At the tail end of the previous episode, Bobby obtained a key piece piece of information about the Leviathans' plans from Dick Roman's office, but took a bullet in the brain pan before he could impart it to the Winchesters.
Two parallel narratives ran through Death's Door - on one track we had Sam and Dean's race to get Bobby into hospital care and then their frustrating wait as the doctors' took care of him, while inside Bobby's head we followed his cat-and-mouse escapades as he tried to evade the Reaper (Henry Lubatti) come to claim his soul as he looked for a "way out" back to consciousness to let the brothers know what he discovered.
A theme of this season has been revisiting the backstories of the show's protagonists and even going back to plots raised in much earlier seasons - which gives a nice feeling of verisimilitude to the show.
Bobby's Picaresque odyssey saw him bouncing around his memories, confronting increasing unpleasant aspects of his life such as the final argument with his wife Karen (Carrie Fleming) before she was possessed and Bobby had to kill her and his turbulent childhood with his abusive, alcoholic father (Edward Foy).
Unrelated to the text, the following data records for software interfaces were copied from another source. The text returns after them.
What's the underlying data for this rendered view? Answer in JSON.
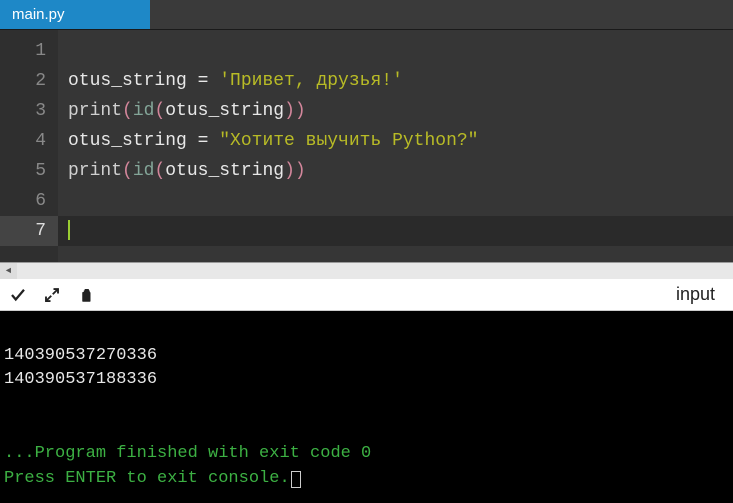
{
  "tab": {
    "filename": "main.py"
  },
  "editor": {
    "line_numbers": [
      "1",
      "2",
      "3",
      "4",
      "5",
      "6",
      "7"
    ],
    "active_line": 7,
    "lines": {
      "l2_id": "otus_string",
      "l2_op": " = ",
      "l2_str": "'Привет, друзья!'",
      "l3_fn": "print",
      "l3_p1": "(",
      "l3_builtin": "id",
      "l3_p2": "(",
      "l3_id": "otus_string",
      "l3_p3": ")",
      "l3_p4": ")",
      "l4_id": "otus_string",
      "l4_op": " = ",
      "l4_str": "\"Хотите выучить Python?\"",
      "l5_fn": "print",
      "l5_p1": "(",
      "l5_builtin": "id",
      "l5_p2": "(",
      "l5_id": "otus_string",
      "l5_p3": ")",
      "l5_p4": ")"
    }
  },
  "toolbar": {
    "input_label": "input"
  },
  "console": {
    "out1": "140390537270336",
    "out2": "140390537188336",
    "status": "...Program finished with exit code 0",
    "prompt": "Press ENTER to exit console."
  }
}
To a certain degree this was powerful material, but it also felt slightly predictable with the only unexpected moments coming right at the end of the episode - and even then it was left hanging.
The scenes in the "real world" also didn't quite ring true, even though we had no problem believing the grief of the Winchesters at the strong possibility of losing this crucial father-figure from their lives - but given that these two scruffy looking individuals had just rolled up at the hospital with their "uncle" sporting a gunshot to his head, how come nobody called the police.
We've been told countless times on cop shows and ER that all gunshot wounds get reported to the police, in fact I'm pretty certain wounded Winchesters have previously avoided hospitals on occasion for this very reason.
Then there was Dean's verbal skirmish with Dick Roman in the hospital car park - people were filming it on their cellphones and wasn't only a few weeks ago that Sam and Dean (well, their dopplegangers) were the most wanted felons in the country?
Sure, the death of the dopplegangers lifted the heat from them somewhat - but surely someone would see this cellphone footage and say: "Waitaminute, isn't that that murderous dead guy?"
Perhaps all this is still to be addressed, as this episode began in media res and ended without a neat wrap-up.
But whereas How To Win Friends And Influence Monsters felt incredibly fast, Death's Door - while telling an important story in the lives of the central characters - felt quite padded and predictable.